Top of Extracted information

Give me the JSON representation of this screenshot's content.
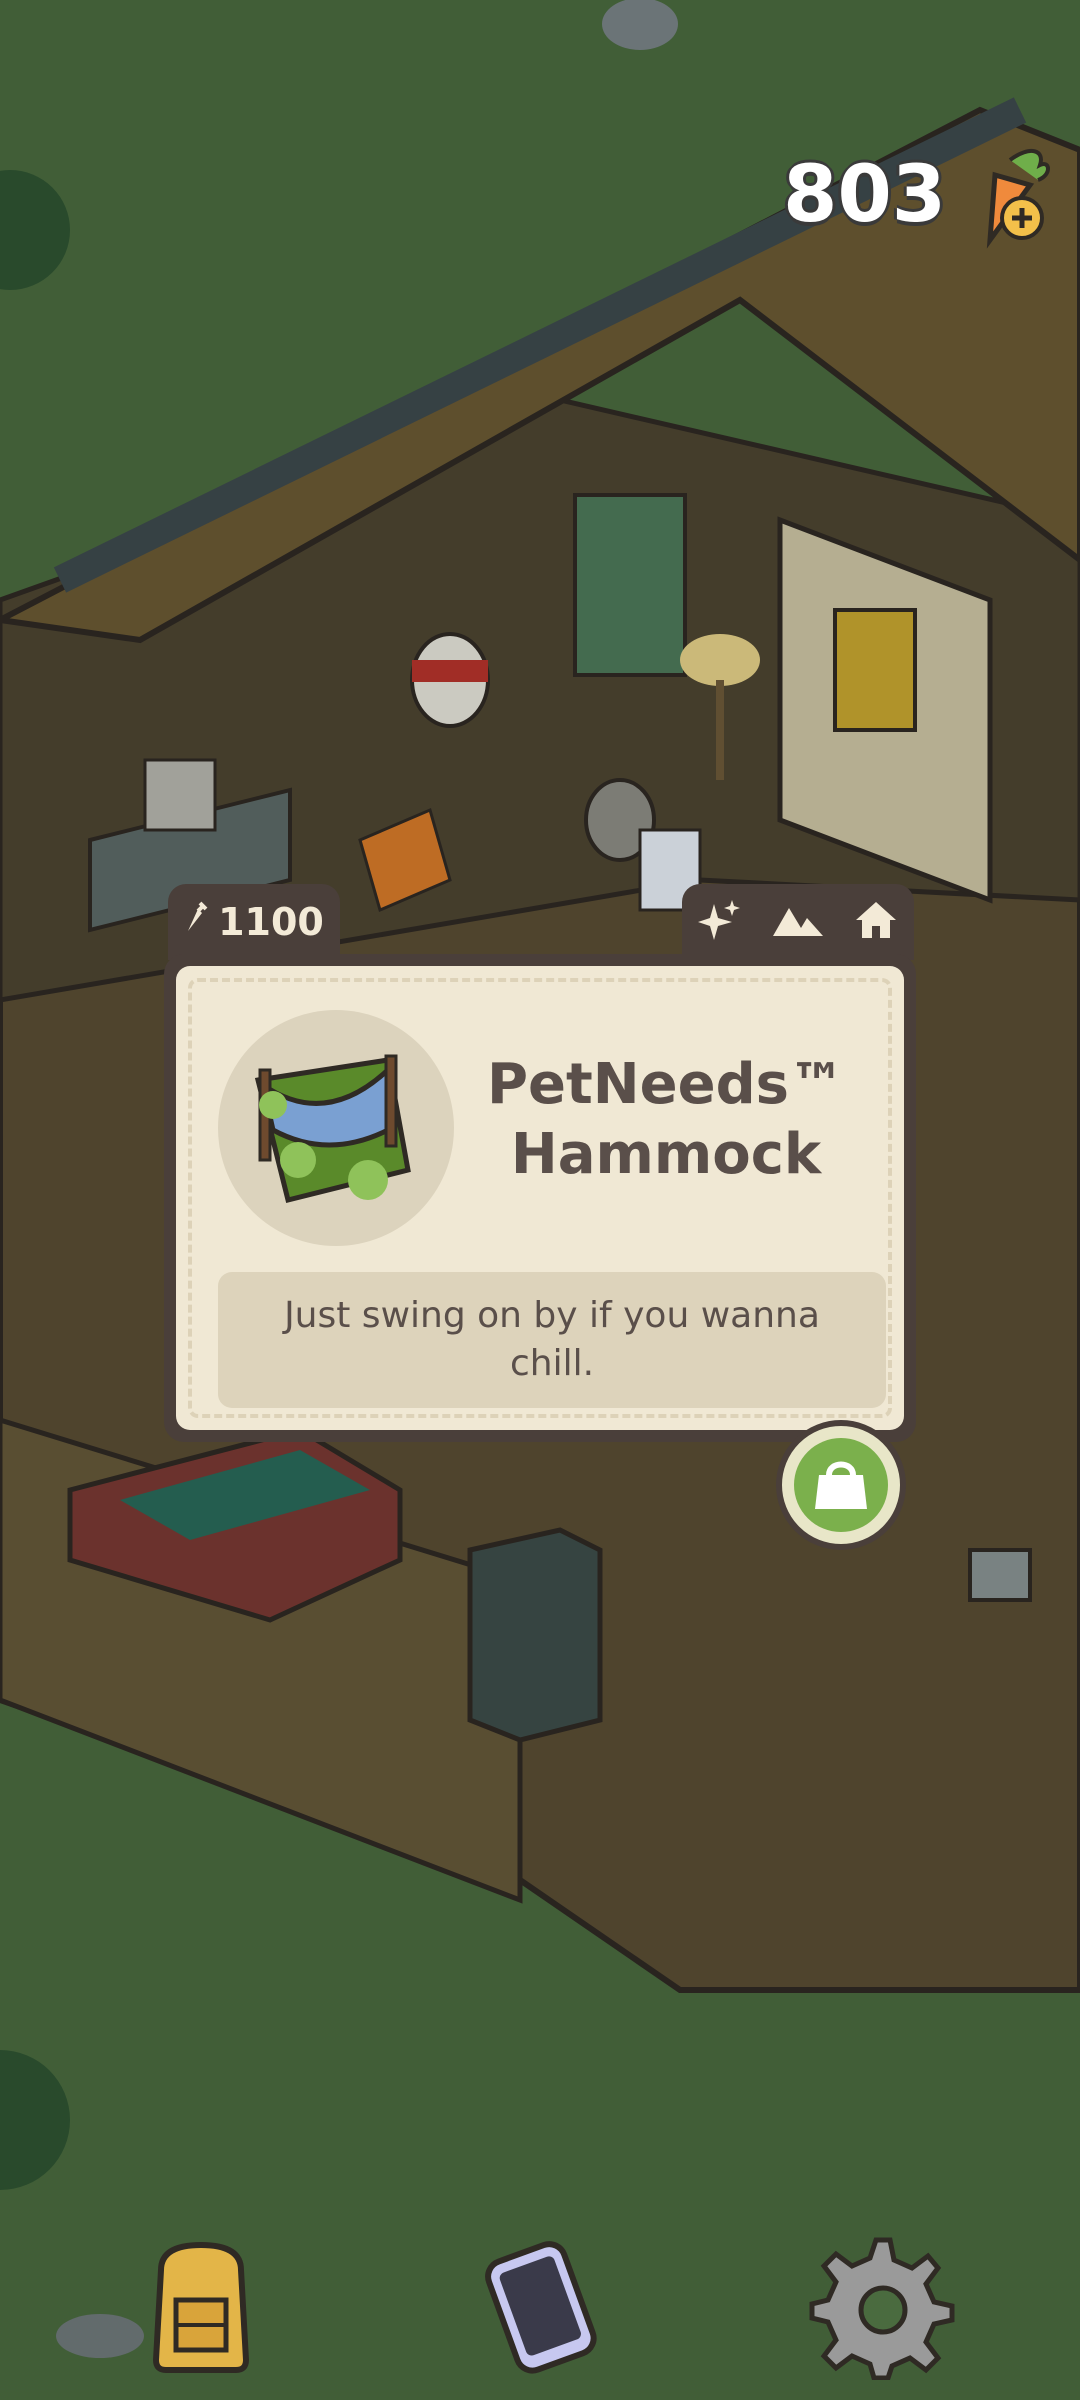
{
  "currency": {
    "amount": "803",
    "icon": "carrot-add-icon"
  },
  "item_card": {
    "price": "1100",
    "price_icon": "carrot-icon",
    "tag_icons": [
      "sparkle-icon",
      "mountains-icon",
      "home-icon"
    ],
    "name": "PetNeeds™ Hammock",
    "description": "Just swing on by if you wanna chill.",
    "thumbnail": "hammock-icon"
  },
  "buy_button": {
    "icon": "shopping-bag-icon"
  },
  "bottom_nav": {
    "items": [
      {
        "id": "backpack",
        "icon": "backpack-icon"
      },
      {
        "id": "phone",
        "icon": "phone-icon"
      },
      {
        "id": "settings",
        "icon": "gear-icon"
      }
    ]
  },
  "colors": {
    "grass": "#4a6b3f",
    "card_frame": "#4a3f3a",
    "card_bg": "#f0e8d4",
    "text": "#5a4f4a",
    "buy_green": "#7bb04c"
  }
}
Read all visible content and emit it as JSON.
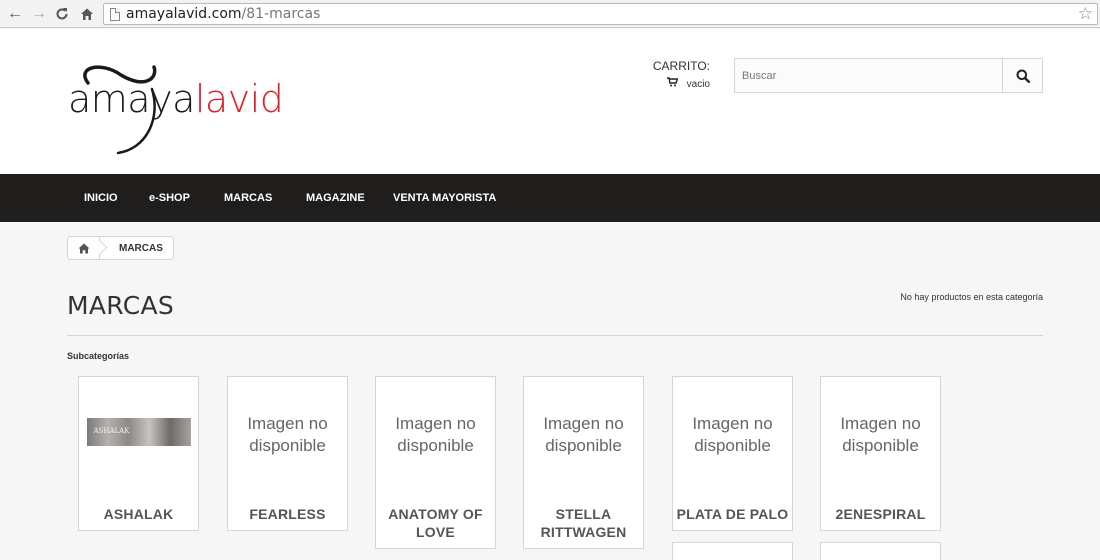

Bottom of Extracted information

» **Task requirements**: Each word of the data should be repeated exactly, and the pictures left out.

» **Task solution**:
Give me the JSON representation of this screenshot's content.
{
  "currency": {
    "amount": "803",
    "icon": "carrot-add-icon"
  },
  "item_card": {
    "price": "1100",
    "price_icon": "carrot-icon",
    "tag_icons": [
      "sparkle-icon",
      "mountains-icon",
      "home-icon"
    ],
    "name": "PetNeeds™ Hammock",
    "description": "Just swing on by if you wanna chill.",
    "thumbnail": "hammock-icon"
  },
  "buy_button": {
    "icon": "shopping-bag-icon"
  },
  "bottom_nav": {
    "items": [
      {
        "id": "backpack",
        "icon": "backpack-icon"
      },
      {
        "id": "phone",
        "icon": "phone-icon"
      },
      {
        "id": "settings",
        "icon": "gear-icon"
      }
    ]
  },
  "colors": {
    "grass": "#4a6b3f",
    "card_frame": "#4a3f3a",
    "card_bg": "#f0e8d4",
    "text": "#5a4f4a",
    "buy_green": "#7bb04c"
  }
}
Read all visible content and emit it as JSON.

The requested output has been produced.